The Roarbots’ series of NPS Adventures takes a big-picture view of one location within the National Park Service and highlights some of the best activities that site has to offer. This is usually done through a kid-friendly lens and almost always includes activities and suggestions we can recommend from personal experience. And pictures. There are lots and lots of pictures. Glad to have you aboard!
Welcome to George Washington Birthplace National Monument!
- George Washington Birthplace National Monument
- Location: Virginia
- Established: 1930
- Admission: Free
- Social Sites: Twitter, Facebook
The Washington, DC, region is a veritable goldmine for U.S. history buffs. Monuments, memorials, historic sites, internationally recognized federal buildings, and so much more.
And if you’re a student of early American history or the Revolutionary War, there seems to be something pertinent to your interests every 10 feet or so. If George Washington is your guy, there’s the 1-2-3 lineup of the Washington Monument, the George Washington Masonic National Memorial, and Mount Vernon, which is also Washington’s final resting place. The latter two are in neighboring Alexandria, VA, which isn’t that far afield.
But what if you want to see where it all began?

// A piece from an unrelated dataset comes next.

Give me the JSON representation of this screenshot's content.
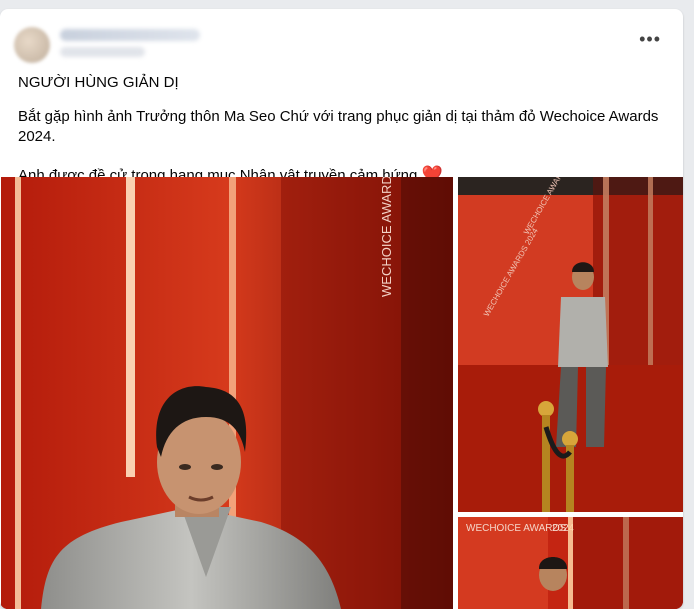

Turns out George Washington was born just a bit farther out of town in Colonial Beach, Virginia. George Washington Birthplace National Monument is on the banks of the Potomac River about 1 hour 45 minutes south of DC and about 45 minutes east of Fredericksburg.
It’s a gorgeous spot right on the river that’s a must-do for Washington fans. And if you happen to be in the area, you certainly won’t be sorry you made the detour. (Stratford Hall, birthplace of Robert E. Lee, is also just up the road.)
(Click on all pictures to embiggen.)
The primary attraction here is, obviously, Washington’s birthplace site. However, don’t come expecting to see an actual house – or even the remains of one. The original house belonged to Washington’s father, Augustine, and George was born to Augustine and Mary Ball in 1732.
Although the house and surrounding site play an important role in Washington’s life, he only lived here for the first four years of his life.
The original house burned down in 1779, when it belonged to Washington’s nephew William Augustine. It was excavated in 1936, and the foundation was uncovered, but it was soon reburied to protect it. Today, the outline of the house is marked with oyster shells. That’s all that remains to mark the spot where Washington was born.
Memorial House and Farm
The largest structure on the property is the Memorial House, which was built in 1931 to commemorate the bicentennial of Washington’s birth. The house represents a typical upper-class colonial home and is furnished to recall the early-mid 1700s. Based on the footprint of the birthplace site, the Memorial House is much bigger and (by the NPS’s own admission) probably finer than the original house. Guided ranger tours include access to the interior of the Memorial House.
Surrounding the house are the original birthplace site, a colonial herb and flower garden, a colonial kitchen, and several other (replica) farm buildings.
Grounds and Trails
Greeting visitors at the entrance to the property is a 50-foot stone obelisk that was erected in 1896 by the War Department. It’s a one-tenth replica of the Washington Monument on the National Mall in DC, and it originally stood where the Memorial House is today. It was moved to its present location in 1930, when the property became a national memorial.
The property runs right up to Popes Creek and the Potomac River, and it’s just flat-out gorgeous. The view from the back of the Memorial House is one you’ll want to linger over. Beyond the farm are acres of wooded property with a couple easy nature trails.
The Washington family burial ground is also on the property. Buried here are more than 30 people, including Washington’s father, grandfather, and great-grandfather. Washington himself is buried at Mount Vernon.
Like most NPS sites, George Washington Birthplace has a park-centric Junior Ranger program. Kids get an opportunity to explore the grounds, early 18th century farm life in general, and Washington’s early life in particular. The Junior Ranger program is one of the highlights of any NPS visit for the little Roarbots. It wouldn’t be a visit without a passport stamp and a Junior Ranger badge/pin!